He took Lyn Buchanan, the great New Zealand drummer, and me to dinner one night and we talked drums from start to finish. I’ll never forget that week. Louie was explosive on the drums. It was like a personal lesson in drumming history every night and he truly is the sweetest man you could ever hope to meet.

Some years later, Louie came to Australia as a very special guest with Bob Coassin’s Superforce Big Band, a band with whom I regularly played. (I got a lot of mileage telling people that Louie was my “sub”!). I remember Craig Walters, the band’s Tenor soloist telling me about the experience. Prior to Louie’s arrival Craig said that he’d expected that Louie would be “an old guy with lots of chops” but was pleasantly surprised to find that Louie was indeed one of the world's great groovers with a very deep, undeniably swinging feel that compelled the band to play better than ever. Once again, I learnt a great deal from the master!

So if the magnitude and depth of the effect that Louie Bellson has had on me, a white boy from Sydney, is anything to go by, his legacy will live on forever in the players of the future all over the world who’ve been touched directly and indirectly by this wonderful, musical man. Thank you Louie.

Gordon Rytmeister Feb 2009.

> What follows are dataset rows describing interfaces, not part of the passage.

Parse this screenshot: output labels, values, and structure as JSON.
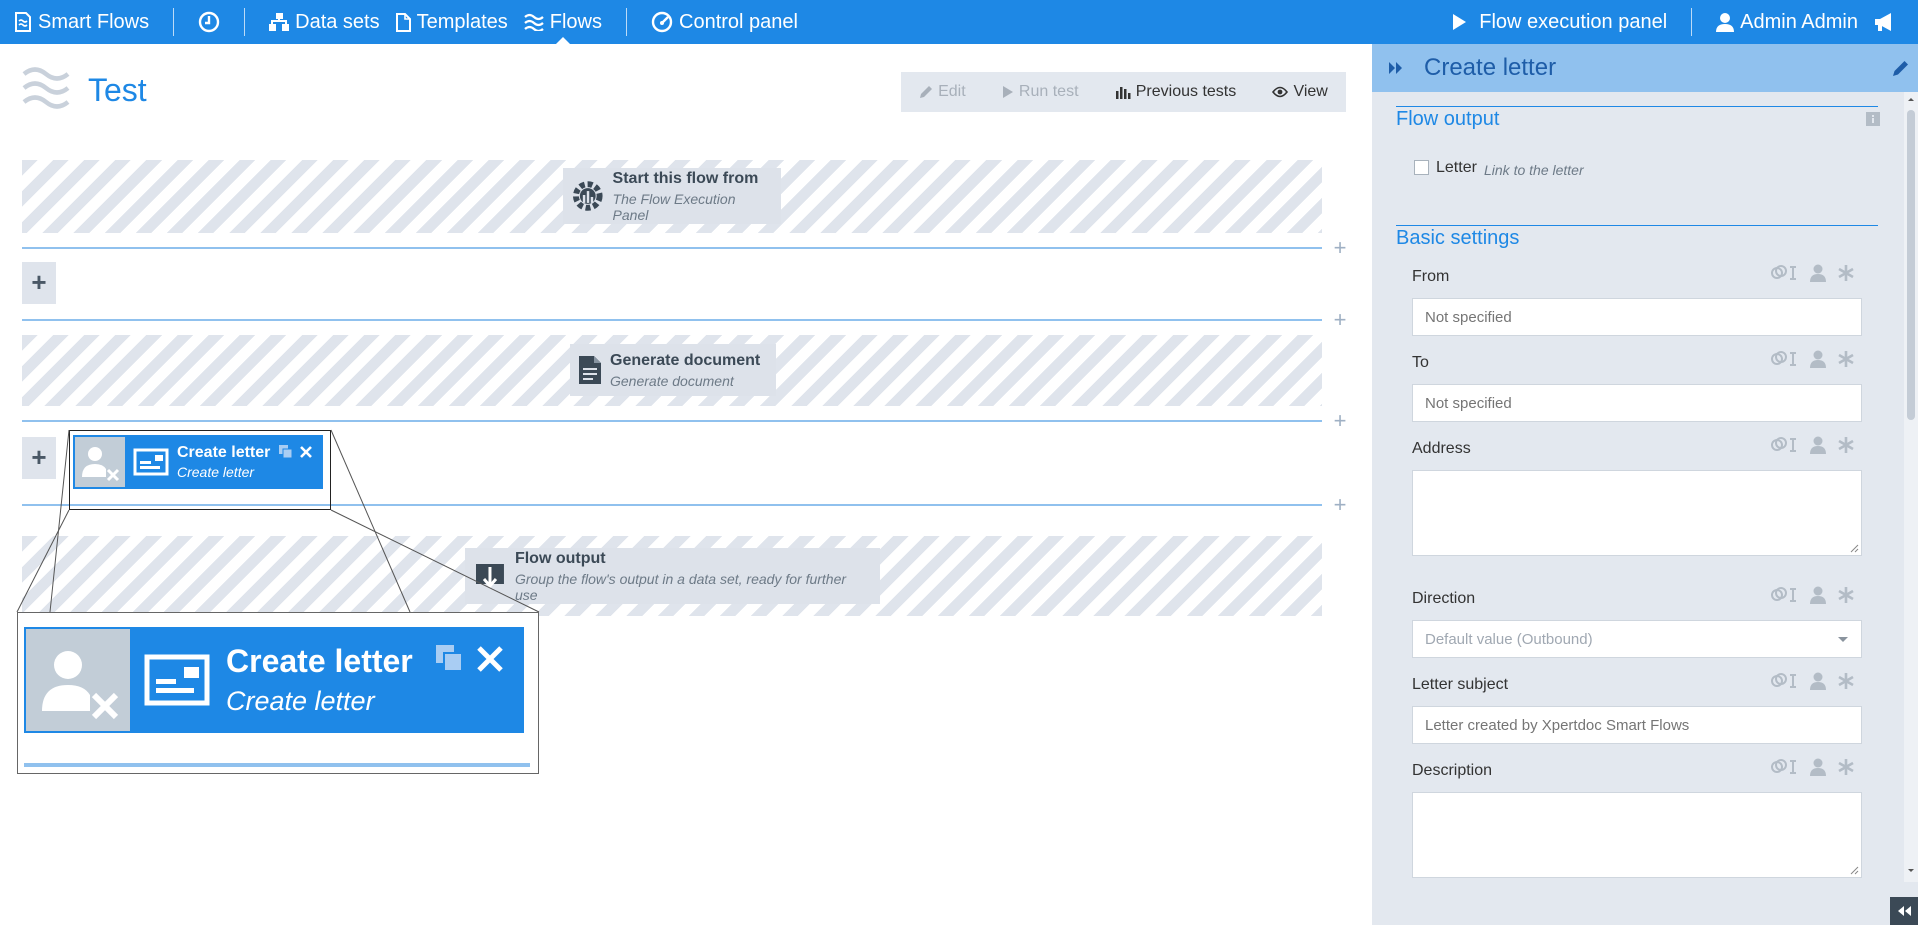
{
  "topbar": {
    "brand": "Smart Flows",
    "nav": [
      "Data sets",
      "Templates",
      "Flows",
      "Control panel"
    ],
    "flow_execution": "Flow execution panel",
    "user": "Admin Admin"
  },
  "page": {
    "title": "Test",
    "toolbar": {
      "edit": "Edit",
      "run_test": "Run test",
      "previous_tests": "Previous tests",
      "view": "View"
    }
  },
  "flow": {
    "start": {
      "title": "Start this flow from",
      "subtitle": "The Flow Execution Panel"
    },
    "generate": {
      "title": "Generate document",
      "subtitle": "Generate document"
    },
    "create_letter": {
      "title": "Create letter",
      "subtitle": "Create letter"
    },
    "output": {
      "title": "Flow output",
      "subtitle": "Group the flow's output in a data set, ready for further use"
    }
  },
  "panel": {
    "title": "Create letter",
    "flow_output": {
      "heading": "Flow output",
      "checkbox_label": "Letter",
      "checkbox_hint": "Link to the letter"
    },
    "basic_settings": {
      "heading": "Basic settings",
      "fields": {
        "from": {
          "label": "From",
          "placeholder": "Not specified"
        },
        "to": {
          "label": "To",
          "placeholder": "Not specified"
        },
        "address": {
          "label": "Address"
        },
        "direction": {
          "label": "Direction",
          "value": "Default value (Outbound)"
        },
        "subject": {
          "label": "Letter subject",
          "placeholder": "Letter created by Xpertdoc Smart Flows"
        },
        "description": {
          "label": "Description"
        }
      }
    }
  },
  "colors": {
    "accent": "#1e88e5",
    "panel_bg": "#e3e8ef",
    "header_light": "#90c1ee"
  }
}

© 2009 Gordon Rytmeister

Have Your Say

Comment on this article or respond to the question yourself